How Long Was Bowe Bergdahl Captured For?

As Serial Season 2 continues to take us deeper and deeper into the well of previously unknown information about Bowe Bergdahl's capture by the Taliban, and his subsequent status as a prisoner of war until his release was negotiated, there are a lot of questions that listeners might have. This could be the first time you've ever properly heard this story, or the first time you've ever properly heard the details of this story, but trying to follow all the twists and turns and surprising places that Koenig mined for information can lead to some of the little details getting lost or forgotten. One such little detail is pretty integral to understanding Serial Season 2 Episode 4, because the entire episode, tellingly called "The Captors," focuses on fleshing out exactly what was happening to Bergdahl during his captivity. But how long was Bergdahl captured for? How long was he dealing with everything described in "The Captors" and "Escaping?"

Five years. Bergdahl was captured by the Taliban in June 2009, and was released by them in May 2014. That's just one month shy of five years in which, according to "The Captors," Bergdahl was chained to a bed, forced to make hostage videos to stay alive, and was isolated only in the company of people whose language he did not speak and who did not speak his language. "The Captors" also states that Bergdahl made at least two escape attempts during that five year span, both of them unsuccessful, and that he was moved around a lot and kept under lock and key because of the high-priority hostage he was and because his captors could tell that he was intelligent and well-trained enough to put an escape plan together if they gave him even the smallest drop of information.

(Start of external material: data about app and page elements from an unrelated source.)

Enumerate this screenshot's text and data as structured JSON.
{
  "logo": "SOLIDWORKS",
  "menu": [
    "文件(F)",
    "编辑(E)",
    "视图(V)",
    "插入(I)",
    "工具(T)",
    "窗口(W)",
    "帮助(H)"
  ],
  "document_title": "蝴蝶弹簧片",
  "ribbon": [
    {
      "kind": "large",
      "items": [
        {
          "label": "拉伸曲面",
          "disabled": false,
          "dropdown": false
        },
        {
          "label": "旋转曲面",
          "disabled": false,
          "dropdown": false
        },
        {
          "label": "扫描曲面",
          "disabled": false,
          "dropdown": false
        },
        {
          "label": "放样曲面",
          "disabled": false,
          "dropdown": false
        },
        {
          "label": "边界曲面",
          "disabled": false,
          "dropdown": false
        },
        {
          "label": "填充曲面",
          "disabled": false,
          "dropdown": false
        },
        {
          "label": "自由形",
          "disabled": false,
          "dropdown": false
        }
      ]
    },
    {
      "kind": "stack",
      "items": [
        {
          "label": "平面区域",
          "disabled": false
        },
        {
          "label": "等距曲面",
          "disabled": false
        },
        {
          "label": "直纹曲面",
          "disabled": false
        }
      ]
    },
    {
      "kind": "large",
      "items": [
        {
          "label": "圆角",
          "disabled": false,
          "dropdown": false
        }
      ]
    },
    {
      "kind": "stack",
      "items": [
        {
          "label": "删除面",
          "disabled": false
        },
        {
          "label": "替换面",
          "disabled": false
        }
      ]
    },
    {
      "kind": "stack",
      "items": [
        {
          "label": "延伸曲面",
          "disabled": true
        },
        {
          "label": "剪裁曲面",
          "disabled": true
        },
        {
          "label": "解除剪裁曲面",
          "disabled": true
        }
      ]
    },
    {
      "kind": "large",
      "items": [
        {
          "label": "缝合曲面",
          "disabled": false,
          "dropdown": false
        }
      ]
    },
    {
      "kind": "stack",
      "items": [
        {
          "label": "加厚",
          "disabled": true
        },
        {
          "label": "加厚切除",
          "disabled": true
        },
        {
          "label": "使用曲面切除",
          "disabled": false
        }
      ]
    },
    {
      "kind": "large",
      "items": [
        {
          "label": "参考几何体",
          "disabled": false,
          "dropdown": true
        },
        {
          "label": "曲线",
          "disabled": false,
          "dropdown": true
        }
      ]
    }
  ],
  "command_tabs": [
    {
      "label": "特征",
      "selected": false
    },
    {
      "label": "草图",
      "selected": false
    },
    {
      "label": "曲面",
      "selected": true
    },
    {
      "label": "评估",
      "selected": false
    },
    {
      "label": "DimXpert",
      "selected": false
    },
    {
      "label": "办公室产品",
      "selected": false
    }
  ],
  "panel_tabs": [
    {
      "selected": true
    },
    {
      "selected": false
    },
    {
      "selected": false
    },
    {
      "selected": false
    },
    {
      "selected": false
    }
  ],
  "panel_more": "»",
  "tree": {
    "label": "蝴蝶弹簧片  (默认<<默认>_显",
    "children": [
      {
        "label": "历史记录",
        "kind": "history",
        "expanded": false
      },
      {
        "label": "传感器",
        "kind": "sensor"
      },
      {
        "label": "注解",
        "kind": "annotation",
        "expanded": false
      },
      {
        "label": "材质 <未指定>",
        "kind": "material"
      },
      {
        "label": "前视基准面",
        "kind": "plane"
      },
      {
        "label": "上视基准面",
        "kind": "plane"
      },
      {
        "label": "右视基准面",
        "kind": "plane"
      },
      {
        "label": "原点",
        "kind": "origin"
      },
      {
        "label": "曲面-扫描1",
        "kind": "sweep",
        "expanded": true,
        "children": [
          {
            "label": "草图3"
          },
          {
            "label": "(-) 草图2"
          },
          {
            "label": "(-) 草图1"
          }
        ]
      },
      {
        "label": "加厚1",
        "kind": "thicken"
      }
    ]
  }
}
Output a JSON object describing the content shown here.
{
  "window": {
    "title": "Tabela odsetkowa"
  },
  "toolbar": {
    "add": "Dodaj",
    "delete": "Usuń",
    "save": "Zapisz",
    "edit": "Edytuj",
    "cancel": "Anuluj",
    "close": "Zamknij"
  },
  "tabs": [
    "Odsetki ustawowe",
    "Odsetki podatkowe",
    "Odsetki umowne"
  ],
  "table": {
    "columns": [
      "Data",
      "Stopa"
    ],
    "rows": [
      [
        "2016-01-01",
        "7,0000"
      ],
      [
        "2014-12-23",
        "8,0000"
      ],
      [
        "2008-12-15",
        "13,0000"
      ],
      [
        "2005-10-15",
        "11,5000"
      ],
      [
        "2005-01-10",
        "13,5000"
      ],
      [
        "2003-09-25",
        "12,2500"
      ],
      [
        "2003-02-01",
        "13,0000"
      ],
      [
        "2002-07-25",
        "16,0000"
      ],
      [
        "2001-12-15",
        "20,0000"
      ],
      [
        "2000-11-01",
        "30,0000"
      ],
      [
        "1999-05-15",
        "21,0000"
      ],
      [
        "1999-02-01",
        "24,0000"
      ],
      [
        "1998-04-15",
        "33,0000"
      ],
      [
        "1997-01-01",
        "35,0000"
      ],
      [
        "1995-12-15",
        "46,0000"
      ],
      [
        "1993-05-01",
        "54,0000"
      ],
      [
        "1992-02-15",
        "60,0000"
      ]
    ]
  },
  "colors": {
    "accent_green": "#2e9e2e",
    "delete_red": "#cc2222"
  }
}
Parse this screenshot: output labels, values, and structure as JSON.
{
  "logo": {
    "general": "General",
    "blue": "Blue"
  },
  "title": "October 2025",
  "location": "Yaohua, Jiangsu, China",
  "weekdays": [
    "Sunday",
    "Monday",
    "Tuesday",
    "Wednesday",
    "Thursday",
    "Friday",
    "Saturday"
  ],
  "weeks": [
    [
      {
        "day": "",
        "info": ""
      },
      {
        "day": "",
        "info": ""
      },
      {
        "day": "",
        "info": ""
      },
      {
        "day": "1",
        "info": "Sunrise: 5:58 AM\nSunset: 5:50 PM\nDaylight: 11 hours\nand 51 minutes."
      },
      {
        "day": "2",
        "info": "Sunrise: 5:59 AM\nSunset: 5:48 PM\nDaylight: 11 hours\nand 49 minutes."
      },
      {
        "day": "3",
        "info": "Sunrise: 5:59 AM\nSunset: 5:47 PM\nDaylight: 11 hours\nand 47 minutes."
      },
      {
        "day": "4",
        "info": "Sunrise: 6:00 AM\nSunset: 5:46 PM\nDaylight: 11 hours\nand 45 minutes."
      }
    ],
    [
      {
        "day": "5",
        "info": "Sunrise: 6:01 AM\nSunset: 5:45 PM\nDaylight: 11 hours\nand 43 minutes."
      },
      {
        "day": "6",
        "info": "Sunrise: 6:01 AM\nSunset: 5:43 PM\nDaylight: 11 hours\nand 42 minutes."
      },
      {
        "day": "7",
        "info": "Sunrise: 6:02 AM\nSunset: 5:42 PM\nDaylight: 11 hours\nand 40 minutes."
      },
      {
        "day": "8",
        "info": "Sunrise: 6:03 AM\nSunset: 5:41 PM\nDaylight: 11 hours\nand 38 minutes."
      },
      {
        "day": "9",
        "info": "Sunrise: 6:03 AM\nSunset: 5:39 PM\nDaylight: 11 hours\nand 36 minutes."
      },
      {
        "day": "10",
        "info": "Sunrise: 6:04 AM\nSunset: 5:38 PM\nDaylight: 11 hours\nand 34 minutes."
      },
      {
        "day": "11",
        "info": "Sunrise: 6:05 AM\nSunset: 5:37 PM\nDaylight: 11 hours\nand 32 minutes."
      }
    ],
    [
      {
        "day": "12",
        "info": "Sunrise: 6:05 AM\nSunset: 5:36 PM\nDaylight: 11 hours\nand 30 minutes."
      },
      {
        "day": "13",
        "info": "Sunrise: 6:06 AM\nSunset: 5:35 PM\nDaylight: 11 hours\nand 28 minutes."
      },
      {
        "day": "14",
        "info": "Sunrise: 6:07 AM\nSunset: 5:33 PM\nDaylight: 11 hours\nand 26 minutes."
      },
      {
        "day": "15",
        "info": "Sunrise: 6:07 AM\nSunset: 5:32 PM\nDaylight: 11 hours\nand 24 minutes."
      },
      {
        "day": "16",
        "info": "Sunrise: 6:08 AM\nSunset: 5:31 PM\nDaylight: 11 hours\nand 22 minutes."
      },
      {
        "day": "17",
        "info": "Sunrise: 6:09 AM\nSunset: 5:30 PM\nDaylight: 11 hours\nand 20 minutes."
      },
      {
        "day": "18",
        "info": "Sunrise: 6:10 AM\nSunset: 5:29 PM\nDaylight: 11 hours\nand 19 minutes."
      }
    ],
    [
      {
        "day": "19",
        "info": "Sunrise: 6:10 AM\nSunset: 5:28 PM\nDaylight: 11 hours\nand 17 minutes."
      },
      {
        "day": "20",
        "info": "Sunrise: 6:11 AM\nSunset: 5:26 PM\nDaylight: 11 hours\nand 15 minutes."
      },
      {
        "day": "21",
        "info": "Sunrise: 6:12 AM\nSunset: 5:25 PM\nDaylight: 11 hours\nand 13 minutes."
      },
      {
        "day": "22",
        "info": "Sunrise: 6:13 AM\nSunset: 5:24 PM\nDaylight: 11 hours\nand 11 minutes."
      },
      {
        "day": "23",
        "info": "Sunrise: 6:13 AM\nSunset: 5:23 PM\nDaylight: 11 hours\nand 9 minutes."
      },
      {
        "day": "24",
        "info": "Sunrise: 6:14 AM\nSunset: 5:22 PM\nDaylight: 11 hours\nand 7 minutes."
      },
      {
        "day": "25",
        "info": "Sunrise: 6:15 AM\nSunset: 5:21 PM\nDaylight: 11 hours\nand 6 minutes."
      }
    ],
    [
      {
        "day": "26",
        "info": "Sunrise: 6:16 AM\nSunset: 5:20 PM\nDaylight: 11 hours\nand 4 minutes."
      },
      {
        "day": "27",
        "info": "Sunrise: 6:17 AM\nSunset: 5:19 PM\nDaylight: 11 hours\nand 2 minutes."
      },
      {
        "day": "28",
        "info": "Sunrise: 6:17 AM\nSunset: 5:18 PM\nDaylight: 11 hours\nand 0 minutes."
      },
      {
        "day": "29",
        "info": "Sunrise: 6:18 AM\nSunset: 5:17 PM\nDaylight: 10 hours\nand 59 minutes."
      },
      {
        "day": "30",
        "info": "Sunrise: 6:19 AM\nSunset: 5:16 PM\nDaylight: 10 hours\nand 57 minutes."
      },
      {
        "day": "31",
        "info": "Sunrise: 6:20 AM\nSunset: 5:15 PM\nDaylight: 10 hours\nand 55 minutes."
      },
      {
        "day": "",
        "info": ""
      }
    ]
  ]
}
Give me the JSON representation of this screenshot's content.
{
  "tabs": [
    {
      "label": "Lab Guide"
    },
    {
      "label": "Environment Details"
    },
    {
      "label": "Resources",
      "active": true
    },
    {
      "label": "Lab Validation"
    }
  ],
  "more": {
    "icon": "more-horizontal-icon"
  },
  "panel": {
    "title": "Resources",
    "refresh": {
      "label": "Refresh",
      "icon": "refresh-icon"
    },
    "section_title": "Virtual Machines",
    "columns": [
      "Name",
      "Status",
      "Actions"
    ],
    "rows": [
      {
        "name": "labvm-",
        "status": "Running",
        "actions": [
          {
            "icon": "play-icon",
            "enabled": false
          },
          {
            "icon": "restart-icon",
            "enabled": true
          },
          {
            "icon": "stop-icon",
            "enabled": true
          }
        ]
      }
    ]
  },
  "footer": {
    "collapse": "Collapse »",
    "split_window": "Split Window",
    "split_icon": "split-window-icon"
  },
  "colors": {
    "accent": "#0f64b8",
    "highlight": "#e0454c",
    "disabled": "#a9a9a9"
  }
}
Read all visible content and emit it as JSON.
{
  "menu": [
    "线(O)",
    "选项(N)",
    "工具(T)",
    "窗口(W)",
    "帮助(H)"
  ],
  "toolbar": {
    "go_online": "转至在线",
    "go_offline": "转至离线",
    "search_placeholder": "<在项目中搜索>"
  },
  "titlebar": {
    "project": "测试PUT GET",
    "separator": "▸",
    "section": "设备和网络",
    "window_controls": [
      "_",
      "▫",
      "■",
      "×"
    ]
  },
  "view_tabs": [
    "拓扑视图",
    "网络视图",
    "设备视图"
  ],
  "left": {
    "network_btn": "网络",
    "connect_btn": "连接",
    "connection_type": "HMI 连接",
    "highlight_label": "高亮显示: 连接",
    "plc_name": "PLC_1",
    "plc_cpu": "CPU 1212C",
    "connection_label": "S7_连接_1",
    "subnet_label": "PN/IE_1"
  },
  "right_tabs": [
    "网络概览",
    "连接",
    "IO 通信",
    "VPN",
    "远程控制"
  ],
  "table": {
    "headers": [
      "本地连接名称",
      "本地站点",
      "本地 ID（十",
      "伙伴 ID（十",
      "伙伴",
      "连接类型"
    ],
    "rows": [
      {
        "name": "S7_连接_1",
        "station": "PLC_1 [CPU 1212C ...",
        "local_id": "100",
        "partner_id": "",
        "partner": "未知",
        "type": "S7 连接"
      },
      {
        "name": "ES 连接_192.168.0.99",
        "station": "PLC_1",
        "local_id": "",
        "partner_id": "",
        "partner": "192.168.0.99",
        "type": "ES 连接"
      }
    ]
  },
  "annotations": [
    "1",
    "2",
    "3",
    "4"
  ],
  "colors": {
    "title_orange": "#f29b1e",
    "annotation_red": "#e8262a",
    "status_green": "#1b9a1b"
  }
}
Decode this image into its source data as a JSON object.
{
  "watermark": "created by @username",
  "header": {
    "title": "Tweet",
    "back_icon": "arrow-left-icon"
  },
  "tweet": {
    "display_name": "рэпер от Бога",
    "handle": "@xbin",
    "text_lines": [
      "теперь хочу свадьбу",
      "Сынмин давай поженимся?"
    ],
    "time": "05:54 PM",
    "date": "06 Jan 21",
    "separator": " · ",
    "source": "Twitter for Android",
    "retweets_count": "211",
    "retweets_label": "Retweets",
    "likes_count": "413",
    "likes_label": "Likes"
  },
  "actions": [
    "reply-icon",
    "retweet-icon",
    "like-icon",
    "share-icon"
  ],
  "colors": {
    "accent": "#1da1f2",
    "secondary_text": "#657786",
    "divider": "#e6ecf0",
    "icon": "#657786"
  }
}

Considering the reported circumstances under which he was kept, receiving at some points very little food or water and having to make due, on one escape attempt, on urine and grass alone, the fact that Bergdahl was able to survive for five years was nothing short of amazing. Getting to hear his side of the story via Koenig's excellent reporting has been a truly eye-opening experience, especially considering the controversy that surrounds his case and that, straight to the present day, Bergdahl is considered a traitor for leaving his army base — the move that led to his five-year capture by the Taliban in the first place.

Five years gives Serial a lot to cover and adapt over the course of the second season, especially since they have the account in Bergdahl's own words to work with, and I'm already excited to hear more. After all, being isolated and terrified for your life for five years is something that I can hardly wrap my mind around, but Serial Season 2 appears poised to make us all try to understand and empathize with that horrific experience. It's sobering and terrifying and eye-opening — and, honestly, I would expect nothing less from such a well-researched and well-handled podcast.